Nicklaus goes on to win by a single shot and the defeated Weiskopf later described Nicklaus’ putt as the best he had ever seen… not too surprising when it was the shot that killed his chances of a Green Jacket. It was the fourth time in seven years that Weiskopf had been runner up.
Few who watched the Masters in 1988 will forget Lyle’s shot from the bunker on the left of the 18th fairway… but many will not remember the extreme pressure the Scot was under. A par would see him make a play-off against Calcavecchia, while history was against him if he wanted to make birdie: only twice before had victory been achieved by a birdie on the 18th.
Lyle’s one iron tee shot into the bunker was not the best start. But, from 143 yards out, Lyle caresses a seven iron out of the sand and the ball flies directly onto the green, 10 yards behind the flag.
The famous slope on 18 holds the ball briefly before allowing it to trickle back towards the hole. It stops eight feet away. Lyle sinks the putt to become the first British golfer to win the Masters. Faldo and Woosnam quickly followed.
Tiger has a one shot lead over Chris DiMarco as they play the 16th.
He hits his tee shot long and left into a difficult position, close to the first cut of rough. DiMarco is just 15 feet from the pin and it looks like the lead could change hands. Woods prowls around the green and finally plays his shot, chipping well left of the flag and using backspin to check the ball.
The camera is perfectly positioned as the ball takes a sharp right turn and heads towards the hole. For a fraction of a second it pauses on the lip and then drops for an incredible — almost impossible — birdie. The crowd goes berserk and even though Tiger bogeys the final two holes he prevails with a birdie on the first play-off hole.
Nike released a tongue-in-cheek ad almost immediately afterwards where the ad showed the shot and then chastised Tiger because he didn’t centre the Nike logo before it dropped into the hole.
Tied with Oosthuizen after 72 holes, it all looks to have gone horribly wrong for Bubba Watson on the second hole (the 10th) of their sudden-death play-off.
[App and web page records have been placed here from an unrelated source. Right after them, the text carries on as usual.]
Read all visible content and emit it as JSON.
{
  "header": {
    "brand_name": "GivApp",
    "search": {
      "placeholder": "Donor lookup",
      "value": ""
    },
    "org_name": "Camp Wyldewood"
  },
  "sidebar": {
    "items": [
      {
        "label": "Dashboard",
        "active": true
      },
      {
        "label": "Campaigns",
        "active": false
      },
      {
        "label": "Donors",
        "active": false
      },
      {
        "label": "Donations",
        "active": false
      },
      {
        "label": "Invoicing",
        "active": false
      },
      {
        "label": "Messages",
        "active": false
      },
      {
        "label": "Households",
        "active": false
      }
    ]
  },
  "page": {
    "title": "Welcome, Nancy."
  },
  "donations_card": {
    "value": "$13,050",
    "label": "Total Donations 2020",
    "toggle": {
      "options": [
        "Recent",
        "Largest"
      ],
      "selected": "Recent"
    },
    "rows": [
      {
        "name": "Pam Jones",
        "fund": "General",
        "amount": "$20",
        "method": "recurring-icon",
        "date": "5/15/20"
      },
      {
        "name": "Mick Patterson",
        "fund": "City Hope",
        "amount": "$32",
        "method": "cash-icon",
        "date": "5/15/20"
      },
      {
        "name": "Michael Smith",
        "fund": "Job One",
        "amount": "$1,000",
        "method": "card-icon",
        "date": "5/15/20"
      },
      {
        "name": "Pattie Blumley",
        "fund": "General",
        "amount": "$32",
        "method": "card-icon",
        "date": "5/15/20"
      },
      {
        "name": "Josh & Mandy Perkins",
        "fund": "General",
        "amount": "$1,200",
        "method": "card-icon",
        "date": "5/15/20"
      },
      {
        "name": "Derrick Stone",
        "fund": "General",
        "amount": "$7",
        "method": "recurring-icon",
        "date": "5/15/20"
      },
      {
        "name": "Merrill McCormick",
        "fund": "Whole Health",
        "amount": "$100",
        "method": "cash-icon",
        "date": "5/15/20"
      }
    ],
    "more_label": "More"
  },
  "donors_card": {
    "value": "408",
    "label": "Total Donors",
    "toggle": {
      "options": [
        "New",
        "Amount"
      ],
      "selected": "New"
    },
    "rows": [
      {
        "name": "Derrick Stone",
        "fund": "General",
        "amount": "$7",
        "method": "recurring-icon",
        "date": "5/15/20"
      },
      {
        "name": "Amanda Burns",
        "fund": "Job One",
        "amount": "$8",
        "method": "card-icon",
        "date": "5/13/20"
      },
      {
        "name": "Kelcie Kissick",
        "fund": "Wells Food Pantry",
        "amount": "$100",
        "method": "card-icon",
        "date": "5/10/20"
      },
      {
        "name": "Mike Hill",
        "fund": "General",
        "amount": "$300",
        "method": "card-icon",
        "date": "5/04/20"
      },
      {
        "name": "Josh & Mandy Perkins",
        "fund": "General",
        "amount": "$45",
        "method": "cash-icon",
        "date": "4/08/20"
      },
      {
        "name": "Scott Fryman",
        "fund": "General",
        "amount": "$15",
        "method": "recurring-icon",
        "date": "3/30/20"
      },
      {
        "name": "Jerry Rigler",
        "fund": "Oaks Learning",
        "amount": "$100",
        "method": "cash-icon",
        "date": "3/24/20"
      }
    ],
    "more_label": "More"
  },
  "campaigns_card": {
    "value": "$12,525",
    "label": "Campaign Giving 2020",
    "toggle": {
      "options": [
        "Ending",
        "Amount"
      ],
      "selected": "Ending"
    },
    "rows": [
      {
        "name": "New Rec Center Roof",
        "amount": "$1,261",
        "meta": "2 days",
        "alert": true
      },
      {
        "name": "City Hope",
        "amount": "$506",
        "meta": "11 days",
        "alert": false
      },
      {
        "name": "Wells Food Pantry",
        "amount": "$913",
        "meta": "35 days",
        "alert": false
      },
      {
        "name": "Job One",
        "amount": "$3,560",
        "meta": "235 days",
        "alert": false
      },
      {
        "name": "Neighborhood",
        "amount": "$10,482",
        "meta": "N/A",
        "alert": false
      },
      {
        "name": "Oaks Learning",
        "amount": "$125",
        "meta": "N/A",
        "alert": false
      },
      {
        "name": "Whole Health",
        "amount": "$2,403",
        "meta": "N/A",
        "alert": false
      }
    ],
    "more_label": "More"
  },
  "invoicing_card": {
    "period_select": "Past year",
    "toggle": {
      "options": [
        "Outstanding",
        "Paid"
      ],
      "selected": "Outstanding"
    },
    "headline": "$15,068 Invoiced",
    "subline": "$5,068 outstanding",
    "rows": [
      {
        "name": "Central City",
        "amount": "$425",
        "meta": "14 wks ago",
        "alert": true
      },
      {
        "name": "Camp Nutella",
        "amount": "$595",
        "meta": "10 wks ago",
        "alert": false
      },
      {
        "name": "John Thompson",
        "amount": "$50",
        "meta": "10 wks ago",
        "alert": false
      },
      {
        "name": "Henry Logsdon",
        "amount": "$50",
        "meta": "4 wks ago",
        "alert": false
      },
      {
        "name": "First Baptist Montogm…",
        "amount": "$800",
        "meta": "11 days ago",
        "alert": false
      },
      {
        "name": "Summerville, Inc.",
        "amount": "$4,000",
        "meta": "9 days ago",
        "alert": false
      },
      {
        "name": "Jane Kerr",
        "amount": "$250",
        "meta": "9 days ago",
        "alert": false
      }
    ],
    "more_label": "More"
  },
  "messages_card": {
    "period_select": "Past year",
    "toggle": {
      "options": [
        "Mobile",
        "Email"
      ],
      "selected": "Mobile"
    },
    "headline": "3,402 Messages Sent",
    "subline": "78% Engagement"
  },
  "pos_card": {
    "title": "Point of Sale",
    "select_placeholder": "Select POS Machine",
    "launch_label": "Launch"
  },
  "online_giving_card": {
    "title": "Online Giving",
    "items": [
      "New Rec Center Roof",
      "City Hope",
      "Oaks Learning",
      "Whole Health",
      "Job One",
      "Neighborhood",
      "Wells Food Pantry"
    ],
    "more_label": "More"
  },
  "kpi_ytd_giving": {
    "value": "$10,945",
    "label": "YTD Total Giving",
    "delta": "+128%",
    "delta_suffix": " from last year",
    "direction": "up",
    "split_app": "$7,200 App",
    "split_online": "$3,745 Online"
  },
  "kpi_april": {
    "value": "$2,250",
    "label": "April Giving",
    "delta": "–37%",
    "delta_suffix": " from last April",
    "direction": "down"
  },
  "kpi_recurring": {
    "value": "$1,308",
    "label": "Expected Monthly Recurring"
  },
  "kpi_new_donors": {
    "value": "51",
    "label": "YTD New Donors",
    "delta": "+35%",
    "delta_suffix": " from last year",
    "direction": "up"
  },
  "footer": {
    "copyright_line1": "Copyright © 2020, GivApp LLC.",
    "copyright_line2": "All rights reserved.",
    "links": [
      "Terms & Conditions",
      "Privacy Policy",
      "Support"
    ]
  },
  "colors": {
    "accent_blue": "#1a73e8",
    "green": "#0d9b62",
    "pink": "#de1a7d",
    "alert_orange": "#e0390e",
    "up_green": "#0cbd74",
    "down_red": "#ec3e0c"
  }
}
He pulls his drive deep into the trees and is completely blocked from the green.
Worse still, the ball is sitting on the pine needles, calling for extra caution. The left-handed Bubba, known for how he can move the ball through the air, takes his pitching wedge and unleashes an incredible 140-yard hook shot that turns 90 degrees once it escapes the trees. Even more remarkable is the ball landing on the green where it spins to a stop some 10 feet from the pin.
When Oosthuizen fails to get up-and-down for par from short of the green, Watson wins the Masters with two putts. He later describes his escape shot as follows: “I hit my 52-degree, my gap wedge, hooked it about 40 yards, hit it about 15 feet off the ground until it got under the tree, and then it started rising. Pretty easy.”
Yes, easily the best shot ever played at the Masters.